Digitally-enabled surveillance technologies can be used by both state agencies, and those who wish to hold them to account. The state agencies tend to hold the most power is using those capabilities, but they are not the only ways capable of using sophisticated digital technologies.
High-ranking and powerful New Zealanders are among the 150 million people hit by last year’s hacking of software company Adobe, ONE News has revealed.
ONE News has discovered this includes six workers at our spy agency, the GCSB; 75 Defence personnel; 3,200 Government employees including police; and 60 parliamentary staff, among them, Jason Ede – former adviser to John Key – linked to WhaleOil blogger Cameron Slater who had his emails hacked.
Questions were raised and discounted as to whether Rawshark had got his hacked emails at the same time.
But here’s what happened. Some time last year, a hacker stole the data of 150 million Adobe users and then shared it with other hackers, the same way pirated software is shared.
That hacked information is now stored on hard-drives around the world and anyone with IT knowhow can get it.
“This data has been promulgated across the world, and so the people who are most likely to have access to it are people that have bothered to go and get it, which are hackers,” Mr Ayers says.
Email accounts of six spy agency workers from the GCSB are among the hacked information, exposing their email addresses and passwords.
The GCSB says it was alerted to the incident at the time and took steps to deal with affected accounts.
This has long been indicated in some discussions about the surveillance society.: it can be used by both the state against it’s people, as well as being used by those wishing to hold state authorities to account.
Since the Snowden leaks, there has been a lot of concern about the widespread use of the digitally enabled spying by state services, against ordinary people, and/or people who wish to hold their government to account.
So much data, as indicated by the May 2013 hacks, held by diverse hackers is quite mind blowing. I’m not sure how this relates to our current political issues and debates in NZ, but it certainly is food for thought.
The best protection against misuse of surveillance capabilities is a strong public service media, on and offline, greater government transparency, and stronger democratic engagement with the general population.
Update: Some 2013 history & Anonymous
It is interesting that when the hack happened in May 2013 and in the months following there was no mention of the hack in the mainstream news. It is even more interesting, given that there was a lot going on with respect to state surveillance at the time. in May 2013, the TICS and GCSB Bills were going through parliament. There were protests against these laws in July 2013.
In August, the new GCSB law, extending it’s brief into surveillance of NZ citizens, and to a focus on “economic security” became law.
During the same months last year, there was widespread discussion about the Snowden leaks of NSA capabilities. in May there were leaks about Thin Thread, and the ability to harvest metadata.
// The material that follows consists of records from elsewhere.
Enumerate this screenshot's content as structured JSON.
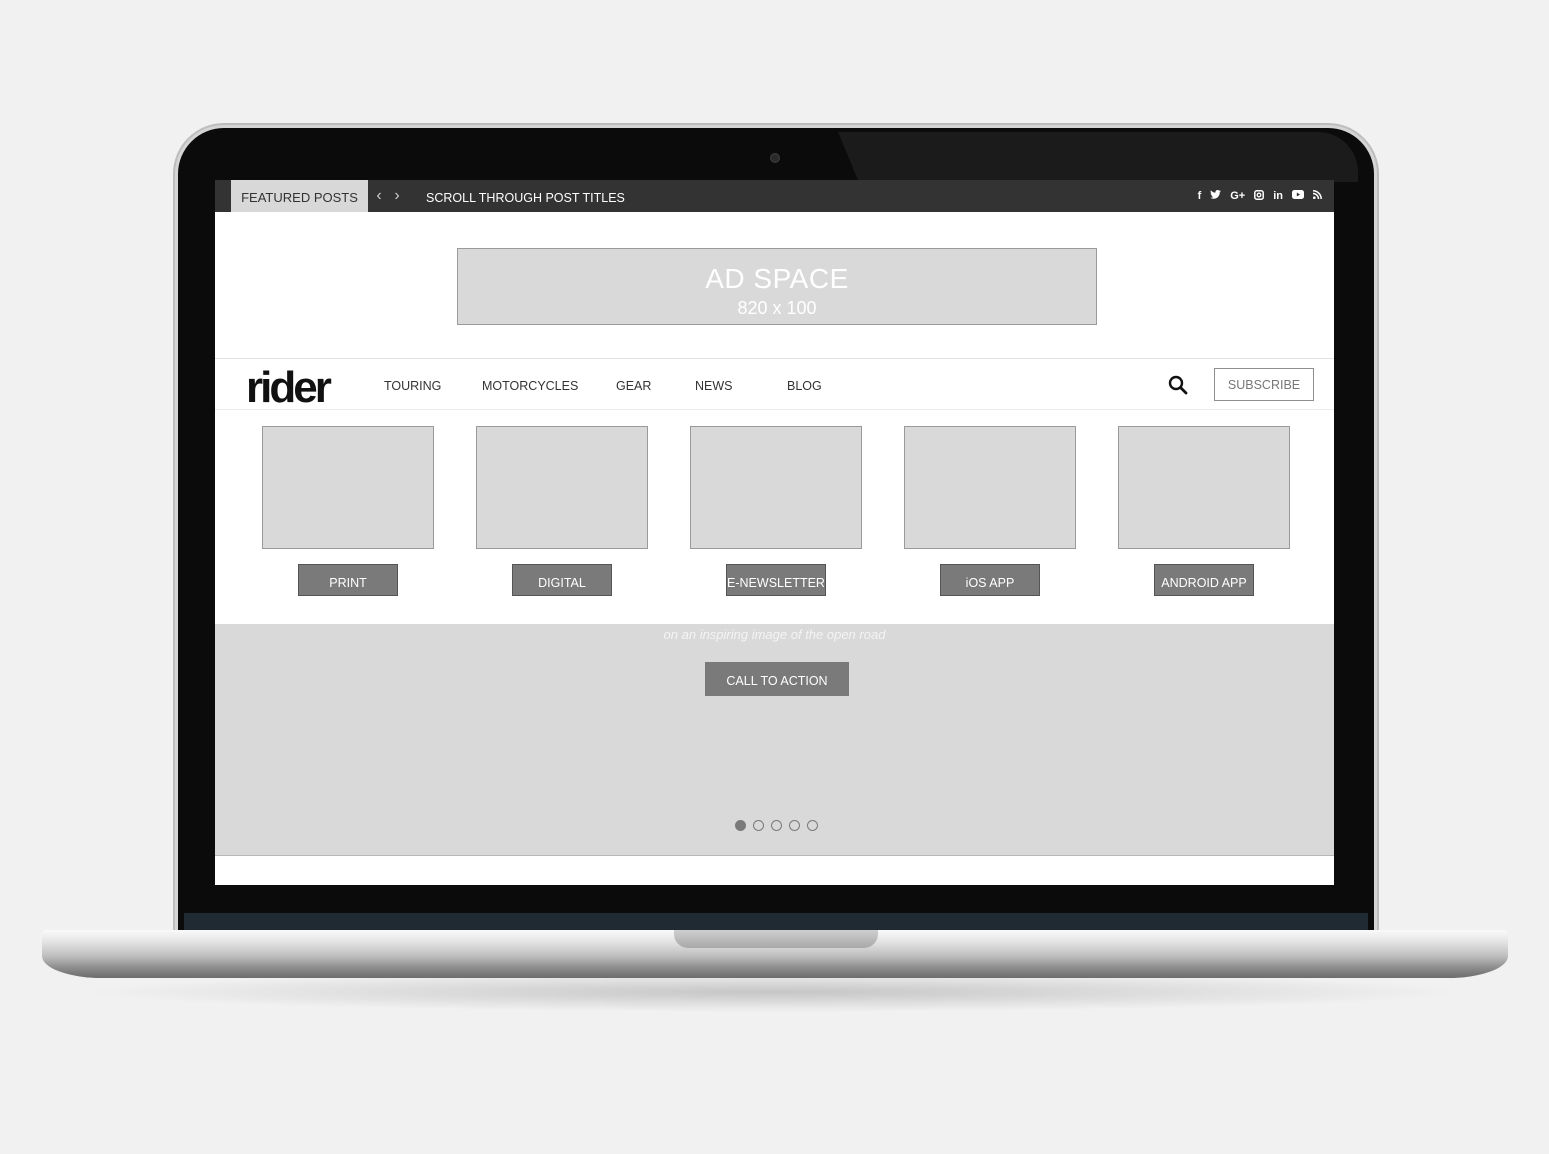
{
  "topbar": {
    "featured_label": "FEATURED POSTS",
    "prev_arrow": "‹",
    "next_arrow": "›",
    "scroll_text": "SCROLL THROUGH POST TITLES",
    "social": [
      {
        "icon": "facebook-icon",
        "glyph": "f"
      },
      {
        "icon": "twitter-icon",
        "glyph": "🐦"
      },
      {
        "icon": "google-plus-icon",
        "glyph": "G+"
      },
      {
        "icon": "instagram-icon",
        "glyph": "◙"
      },
      {
        "icon": "linkedin-icon",
        "glyph": "in"
      },
      {
        "icon": "youtube-icon",
        "glyph": "▶"
      },
      {
        "icon": "rss-icon",
        "glyph": "◥"
      }
    ]
  },
  "ad": {
    "title": "AD SPACE",
    "size": "820 x 100"
  },
  "nav": {
    "logo": "rider",
    "items": [
      "TOURING",
      "MOTORCYCLES",
      "GEAR",
      "NEWS",
      "BLOG"
    ],
    "subscribe_label": "SUBSCRIBE"
  },
  "products": [
    {
      "label": "PRINT"
    },
    {
      "label": "DIGITAL"
    },
    {
      "label": "E-NEWSLETTER"
    },
    {
      "label": "iOS APP"
    },
    {
      "label": "ANDROID APP"
    }
  ],
  "hero": {
    "caption": "on an inspiring image of the open road",
    "cta_label": "CALL TO ACTION",
    "slides": 5,
    "active_slide": 1
  },
  "colors": {
    "topbar_bg": "#333333",
    "placeholder_gray": "#d9d9d9",
    "button_gray": "#7a7a7a"
  }
}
In June, many kiwis were expressing concern about Prism.
Also in August, the hacking group calling themselves “Anonymous” issued a warning to the NZ government, in a chilling video:
Opening with “Greetings citizens of New Zealand”, the eight-minute video launches a full scale attack on Prime Minister John Key, warning Kiwis of the dangers of their country becoming more like the USA.
“To the citizens of New Zealand: Due to the inevitable corruption of your government we have decided to broaden the scope of our NZ operations.”
During the next week operation kiwi freedom will come in to full affect, with the video transcript ending with:
WE ARE ANONYMOUS.
WE ARE LEGION.
WE DO NOT FORGIVE.
WE DO NOT FORGET.
NEW ZEALAND GOVERNMENT.
YOU SHOULD HAVE EXPECTED US.
There seems to be some sort of digital warfare going on. The public only gets a small amount of information on it, so it is hard to understand exactly what is going on.